Do you see the Internet as being a major poker education venue and a way to start to bring poker players together as a subculture and initiate growth and change?

Absolutely. The advent of online poker, and with it play money games and "micro" betting limit games (where the bets are under one dollar), provide a great opportunity to learn poker, to play in more tournaments online in a day than you can in the traditional world in a week, and to learn poker skills as sites such as Poker School Online. The philosopher and father of modern communications, Marshall McLuhan said, "The medium is the message." And the medium of online poker, along with poker on television, has changed the game more than anyone imagined, and the impact of this is still in it's infancy. I expect poker to continue to change, and in ways we can barely imagine.
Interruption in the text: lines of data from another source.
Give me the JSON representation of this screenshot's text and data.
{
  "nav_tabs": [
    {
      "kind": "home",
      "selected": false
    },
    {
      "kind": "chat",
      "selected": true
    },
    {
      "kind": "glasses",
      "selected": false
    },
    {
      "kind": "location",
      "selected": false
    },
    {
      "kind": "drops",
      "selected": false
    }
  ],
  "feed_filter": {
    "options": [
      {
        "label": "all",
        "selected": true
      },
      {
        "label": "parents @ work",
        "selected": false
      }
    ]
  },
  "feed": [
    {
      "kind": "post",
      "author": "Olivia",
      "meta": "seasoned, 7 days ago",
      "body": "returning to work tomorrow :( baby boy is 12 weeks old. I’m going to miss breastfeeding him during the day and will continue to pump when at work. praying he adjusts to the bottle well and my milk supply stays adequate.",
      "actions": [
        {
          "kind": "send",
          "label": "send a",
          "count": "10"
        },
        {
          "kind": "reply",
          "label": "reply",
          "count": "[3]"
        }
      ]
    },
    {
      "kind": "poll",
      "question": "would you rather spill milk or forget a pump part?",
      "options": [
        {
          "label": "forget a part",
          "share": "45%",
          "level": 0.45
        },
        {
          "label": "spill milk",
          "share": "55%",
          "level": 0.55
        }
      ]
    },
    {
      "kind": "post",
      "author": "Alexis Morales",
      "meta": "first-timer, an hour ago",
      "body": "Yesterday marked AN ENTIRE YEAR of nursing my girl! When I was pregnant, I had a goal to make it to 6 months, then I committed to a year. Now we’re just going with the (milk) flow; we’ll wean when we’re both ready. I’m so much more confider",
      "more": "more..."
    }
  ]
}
Do you think a player who has done all the homework, studied the art and techniques of the game of poker can excel at both tournament play and live cash game play, or should they concentrate on one or the other?

That's not an easy question to answer because I play much more cash game poker than tournament poker. While there are outstanding tournament poker players who are really fish in cash games, there are others who do quite well in both, so I think if one has the discipline and temperament, along with the skills, one can do well in both forms of poker. Come to think of it, you don't have to go any further down the poker food chain than Doyle Brunson to find someone who has excelled in both forms of poker.

Can you tell me more about your poker books?

I've written six books: Hold'em Excellence: From Beginner to Winner (1995), MORE Hold'em Excellence: A Winner For Life (1997), Poker For Dummies (2000), Gambling For Dummies (2001), Internet Poker: How to Play and Beat Online Poker Games (2003), and Winning Omaha/8 Poker (2003).

I always wanted to write a book, any book would have sufficed, but it wasn't until 1995 that I wrote my first book, Hold'em Excellence: From Beginner to Winner, and followed it up with five more in eight years.

I also had some terrific encouragement when I needed it most. I was immersed in my first book and was fortunate enough to interview Al Alvarez, the author of The Biggest Game in Town, in London. When I told him I was beginning my first book, he told me it would be a hell of a lot of work, would never make me rich, and that I should only do it if I really had the desire to work hard and believed strongly in what I was doing. I'm not sure whether he was trying to encourage me or discourage me, but I decided he was trying to tell me to be prepared to work my ass off for not much money, and to do it only if I had a burning desire to write. Coming from Alvarez, who is one of my favorite writers, I took his admonition as a sign of encouragement, finished my first book and just kept at it.

And you know what, I'd give the same message to any aspiring author that Al gave to me. Do it because you have a visceral need to write, because you are literate and articulate, and because you have something to say. And those are the only reasons that matter.